With each lawmaker stressing the bipartisan backing behind the two pieces of legislation — 68 senators have signed on to the previous versions of one or both bills — Sen. Joe ManchinJoseph (Joe) ManchinSusan Collins and the American legacy Democrats seem unlikely to move against Feinstein Push to expand Supreme Court faces Democratic buzzsaw MORE (D-W.Va.) defended Garner’s long-held interest.

“When we drafted the bill, Cory was the first one to take the lead,” Manchin said. “We’re in a situation where we’re in a crossroads right now. In our lifetime this has never happened. So we got to take advantage of this.”

“So, politics be damned. Let’s get it done," he said.

Since it was created in 1964, the LWCF has supported more than 42,000 projects, bolstering parks and expanding acres of conservation areas.

While the program was made permanent last year, its funding was not. And though lawmakers have repeatedly rejected Trump’s suggestion to massively defund the program, they have not succeeded in fully funding it, instead securing about $450 million last year.

Lawmakers seemed confident this year would be different given both presidential and bipartisan support. 

“We have more than enough votes to move beyond anybody who raises an objection,” Gardner said.

Lawmakers said they were able to convince Trump to reverse his opinion after a meeting where they showed pictures of various landscapes from their states that had benefited from LWCF money. Senate Majority Leader Mitch McConnellAddison (Mitch) Mitchell McConnellTrump expressed doubt to donors GOP can hold Senate: report Senators battle over Supreme Court nominee in rare Saturday session Sunday shows preview: Trump, Biden gear up for final sprint to Election Day MORE (R-Ky.) has agreed to fast-track the legislation.

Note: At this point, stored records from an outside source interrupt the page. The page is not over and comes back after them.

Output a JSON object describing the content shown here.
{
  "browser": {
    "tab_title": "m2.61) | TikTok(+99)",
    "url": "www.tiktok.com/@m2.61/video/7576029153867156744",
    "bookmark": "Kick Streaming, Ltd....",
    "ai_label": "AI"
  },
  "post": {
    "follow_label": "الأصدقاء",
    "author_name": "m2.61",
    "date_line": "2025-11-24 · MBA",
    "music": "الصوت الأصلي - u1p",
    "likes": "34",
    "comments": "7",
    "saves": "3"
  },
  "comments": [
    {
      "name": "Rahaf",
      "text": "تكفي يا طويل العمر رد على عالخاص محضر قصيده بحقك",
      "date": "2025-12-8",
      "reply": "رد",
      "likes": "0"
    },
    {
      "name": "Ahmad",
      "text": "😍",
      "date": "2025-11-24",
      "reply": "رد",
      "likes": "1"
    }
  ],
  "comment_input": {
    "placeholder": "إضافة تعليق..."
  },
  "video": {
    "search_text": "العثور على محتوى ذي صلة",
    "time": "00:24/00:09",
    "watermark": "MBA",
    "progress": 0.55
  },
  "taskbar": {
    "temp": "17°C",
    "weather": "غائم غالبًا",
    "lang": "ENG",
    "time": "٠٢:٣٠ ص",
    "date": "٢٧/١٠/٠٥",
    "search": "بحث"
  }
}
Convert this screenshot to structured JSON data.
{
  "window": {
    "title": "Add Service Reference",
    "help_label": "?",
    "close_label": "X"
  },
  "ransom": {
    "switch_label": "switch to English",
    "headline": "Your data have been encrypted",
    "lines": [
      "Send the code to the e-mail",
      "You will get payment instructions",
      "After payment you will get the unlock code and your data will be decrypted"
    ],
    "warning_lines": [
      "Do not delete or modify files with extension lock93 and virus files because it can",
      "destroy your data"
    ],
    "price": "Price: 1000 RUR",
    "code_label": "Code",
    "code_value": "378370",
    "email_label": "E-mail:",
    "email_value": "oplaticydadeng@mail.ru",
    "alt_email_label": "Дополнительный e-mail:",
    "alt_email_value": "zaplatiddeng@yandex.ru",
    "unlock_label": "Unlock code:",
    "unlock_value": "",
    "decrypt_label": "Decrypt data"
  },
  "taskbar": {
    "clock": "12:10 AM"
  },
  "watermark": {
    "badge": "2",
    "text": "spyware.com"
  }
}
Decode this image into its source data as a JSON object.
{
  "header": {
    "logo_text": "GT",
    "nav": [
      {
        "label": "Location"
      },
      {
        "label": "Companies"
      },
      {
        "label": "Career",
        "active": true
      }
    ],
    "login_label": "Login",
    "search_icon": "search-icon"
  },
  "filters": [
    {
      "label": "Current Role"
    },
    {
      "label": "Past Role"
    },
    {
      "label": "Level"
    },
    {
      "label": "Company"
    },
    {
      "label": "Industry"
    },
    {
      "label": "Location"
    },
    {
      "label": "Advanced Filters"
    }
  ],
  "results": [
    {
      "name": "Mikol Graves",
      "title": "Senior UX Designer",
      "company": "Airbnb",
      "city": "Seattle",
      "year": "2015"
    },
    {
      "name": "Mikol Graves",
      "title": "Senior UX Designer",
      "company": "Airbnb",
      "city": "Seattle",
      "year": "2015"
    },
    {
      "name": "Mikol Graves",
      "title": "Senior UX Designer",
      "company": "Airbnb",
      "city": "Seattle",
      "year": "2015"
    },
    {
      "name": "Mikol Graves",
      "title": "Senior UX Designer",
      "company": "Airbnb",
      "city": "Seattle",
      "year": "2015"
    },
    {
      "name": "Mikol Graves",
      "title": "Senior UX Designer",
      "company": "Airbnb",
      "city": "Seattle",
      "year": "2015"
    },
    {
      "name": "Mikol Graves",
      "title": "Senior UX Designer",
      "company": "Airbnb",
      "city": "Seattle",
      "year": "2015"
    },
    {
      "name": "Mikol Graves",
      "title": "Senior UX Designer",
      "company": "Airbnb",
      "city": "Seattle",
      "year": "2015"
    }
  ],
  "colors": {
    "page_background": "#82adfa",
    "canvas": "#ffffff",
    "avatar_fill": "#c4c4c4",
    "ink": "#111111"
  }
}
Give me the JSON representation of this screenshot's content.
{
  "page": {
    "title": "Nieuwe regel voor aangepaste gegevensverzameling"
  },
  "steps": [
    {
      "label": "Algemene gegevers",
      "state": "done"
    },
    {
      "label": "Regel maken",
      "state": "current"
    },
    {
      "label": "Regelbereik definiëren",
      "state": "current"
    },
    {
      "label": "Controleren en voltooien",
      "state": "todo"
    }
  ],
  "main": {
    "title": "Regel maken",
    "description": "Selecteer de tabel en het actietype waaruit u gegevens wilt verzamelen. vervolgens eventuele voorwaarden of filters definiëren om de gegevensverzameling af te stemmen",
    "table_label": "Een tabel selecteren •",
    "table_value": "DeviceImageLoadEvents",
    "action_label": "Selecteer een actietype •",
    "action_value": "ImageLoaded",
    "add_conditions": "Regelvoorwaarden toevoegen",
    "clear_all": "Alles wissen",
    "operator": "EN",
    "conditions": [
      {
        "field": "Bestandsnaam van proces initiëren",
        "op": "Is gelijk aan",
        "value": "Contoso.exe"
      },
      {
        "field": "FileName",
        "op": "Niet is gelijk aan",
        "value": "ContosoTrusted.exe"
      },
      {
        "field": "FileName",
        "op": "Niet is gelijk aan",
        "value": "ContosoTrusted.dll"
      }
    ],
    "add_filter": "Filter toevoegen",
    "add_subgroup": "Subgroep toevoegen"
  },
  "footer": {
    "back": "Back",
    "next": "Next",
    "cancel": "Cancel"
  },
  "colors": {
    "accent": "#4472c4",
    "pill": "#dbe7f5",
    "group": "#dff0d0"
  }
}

“Somehow somebody worked a miracle,” Sen. Maria CantwellMaria Elaine CantwellDemocrats seem unlikely to move against Feinstein Hillicon Valley: Senate panel votes to subpoena Big Tech executives | Amazon says over 19,000 workers tested positive for COVID-19 | Democrats demand DHS release report warning of election interference Senate panel votes to subpoena Big Tech executives MORE (D-Wash.) said, “because now all of a sudden a White House who hasn't been for land and water conservation funds ... is now seeing the light that this is a great economic investment for the future.”